I have to be honest with you. I’ve never heard of Philadelphia special sauce in my decade living here. Neither has Google apparently, because the top result for the query “Philadelphia special sauce” is just a link to purchase the flavored Herr’s chips. But according to the bag, Gregory from the 215 submitted the flavor, so I can’t dispute their experience.
The special sauce is a mixture of ketchup, hot sauce, salt, and pepper—each prominently featured on the red package. But when I open the bag, all I get is ketchup. And I’m not talking about “dipping my fries” ketchup. I’m talking about “tap the bottom of the bottle and all its contents splash out, drowning your meal” ketchup.

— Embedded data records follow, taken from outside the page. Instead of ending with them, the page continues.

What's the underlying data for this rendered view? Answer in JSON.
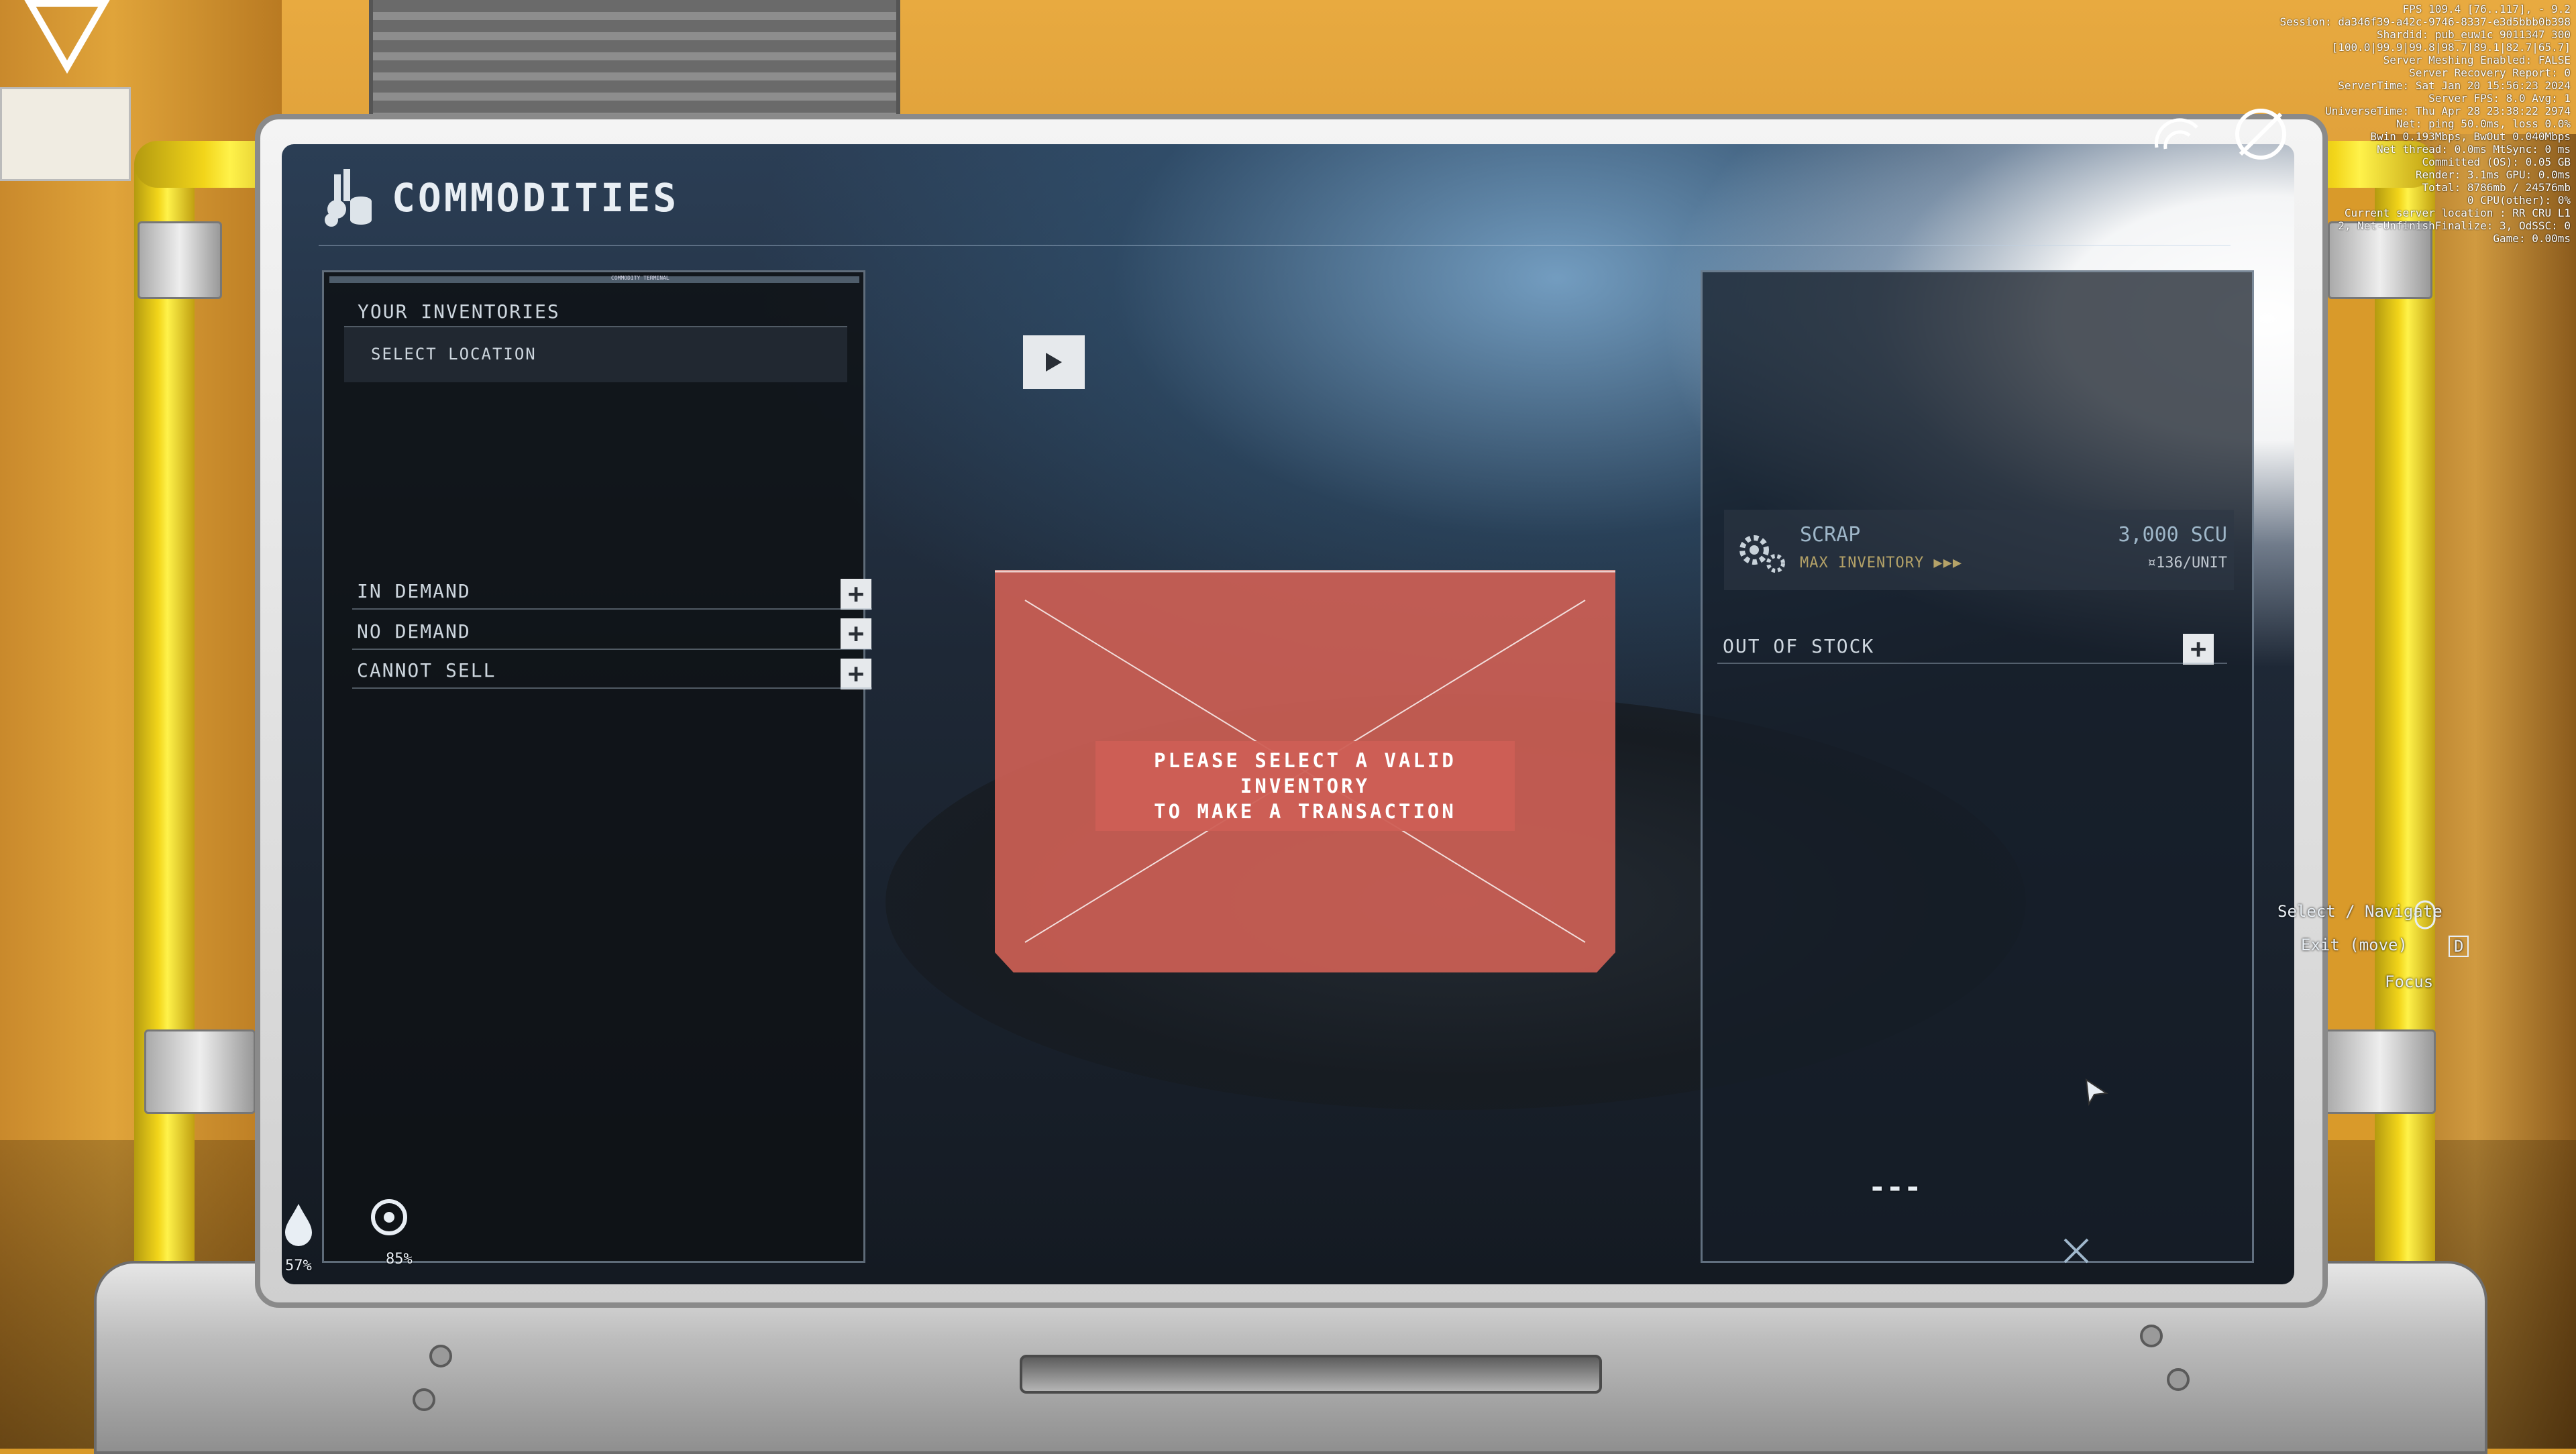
{
  "debug_overlay": [
    "FPS 109.4 [76..117], - 9.2",
    "Session: da346f39-a42c-9746-8337-e3d5bbb0b398",
    "Shardid: pub_euw1c 9011347 300",
    "[100.0|99.9|99.8|98.7|89.1|82.7|65.7]",
    "Server Meshing Enabled: FALSE",
    "Server Recovery Report: 0",
    "ServerTime: Sat Jan 20 15:56:23 2024",
    "Server FPS: 8.0 Avg: 1",
    "UniverseTime: Thu Apr 28 23:38:22 2974",
    "Net: ping 50.0ms, loss 0.0%",
    "Bwin 0.193Mbps, BwOut 0.040Mbps",
    "Net thread: 0.0ms MtSync: 0 ms",
    "Committed (OS): 0.05 GB",
    "Render: 3.1ms GPU: 0.0ms",
    "Total: 8786mb / 24576mb",
    "0 CPU(other): 0%",
    "Current server location : RR CRU L1",
    "2, Net-UnfinishFinalize: 3, OdSSC: 0",
    "Game: 0.00ms"
  ],
  "app": {
    "title": "COMMODITIES",
    "panel_caption": "COMMODITY TERMINAL"
  },
  "inventory": {
    "heading": "YOUR INVENTORIES",
    "select_location": "SELECT LOCATION"
  },
  "sell_sections": [
    {
      "label": "IN DEMAND"
    },
    {
      "label": "NO DEMAND"
    },
    {
      "label": "CANNOT SELL"
    }
  ],
  "message": {
    "line1": "PLEASE SELECT A VALID INVENTORY",
    "line2": "TO MAKE A TRANSACTION"
  },
  "commodity_item": {
    "name": "SCRAP",
    "max_inventory": "MAX INVENTORY ▶▶▶",
    "scu": "3,000 SCU",
    "price": "¤136/UNIT"
  },
  "out_of_stock": {
    "label": "OUT OF STOCK"
  },
  "status": {
    "left_percent": "57%",
    "right_percent": "85%",
    "dashes": "---"
  },
  "hints": {
    "select": "Select / Navigate",
    "exit": "Exit (move)",
    "key_d": "D",
    "focus": "Focus"
  },
  "colors": {
    "error_red": "#cd5f55",
    "frame_yellow": "#f2d51a",
    "wall_orange": "#d99a2a"
  }
}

The initial flavor is so overpoweringly sweet that I’m zealously relieved when the hot sauce kicks in at the end. That hot sauce pang is thanks to cayenne pepper, so it’s akin to how Frank’s Red Hot tastes. After finishing the bag, my fingers are crusted with red dust. If you’re a finger-licking kind of person, it’s right up your alley, but sadly it’s a detriment for me.
All in all, if you love ketchup, then you’ll love this chip. But if you’re meh on the tomato-based condiment, skip this flavor
Even though I only really liked one of the flavors, I had a blast trying them all. Potato chip companies aren’t out here dedicating entire flavors to specific cities or communities, so the fact that Herr’s did so is charming. If you turn over each package, you can read the contest finalists describe their connection to their respective flavors. The blurbs are so thoughtful that I almost forget it’s just a bag of chips.
Needless to say, I voted for Long Hots & Provolone to win it all. But I’m just a single vote—there’s still plenty of time to cast yours before August 5. The eventual winner receives $10,000; a year’s supply of Herr’s and a $10,000 donation to a Philadelphia non-profit of their choice.